When Blade Runner 2049 was announced a couple years back, no movie struck me as being less needed. One couldn’t help imagining that any sequel to Ridley Scott’s 1982 classic, presumably made to cash in on the cult that’s built up around it, would merely be a watered-down retread of the first movie’s themes and pastiched stylistics, with just enough unwanted backstory and explanation stapled in to ruin the ambiguities left open at the end of the original. Plus, you knew the filmmakers would want to read the material through a modern liberal lens; this time around the audience would be put entirely on the side of the poor victimized replicants, those bio-engineered humanoids who are nothing more to their makers than a disposable slave class.
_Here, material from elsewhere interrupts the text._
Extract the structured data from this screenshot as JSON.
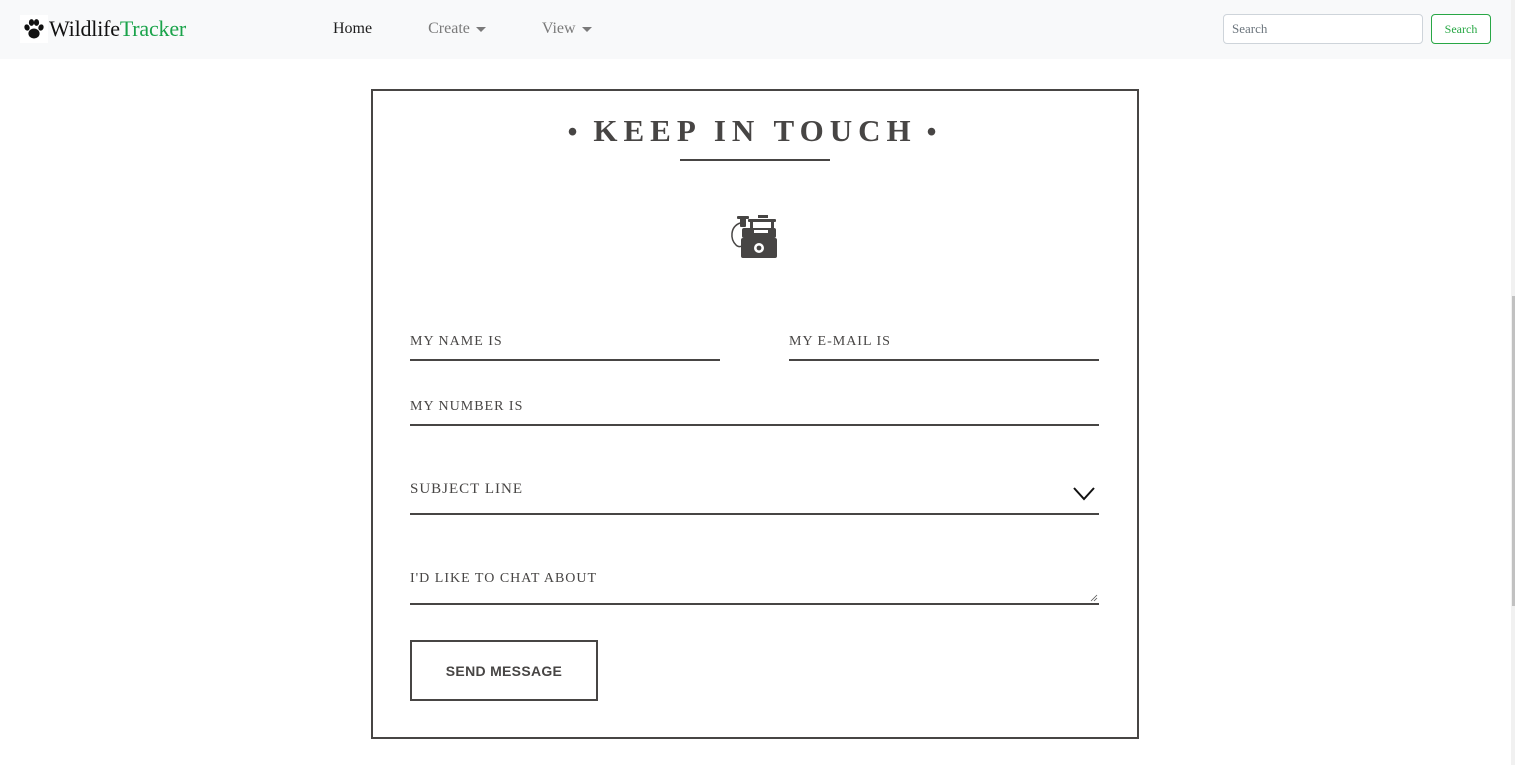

And, as in the new television version of Westworld, their exploitation would inevitably be made analogous to colonialism, race consciousness, and gender politics, for instant added significance.
Source: Bright Lights Film Journal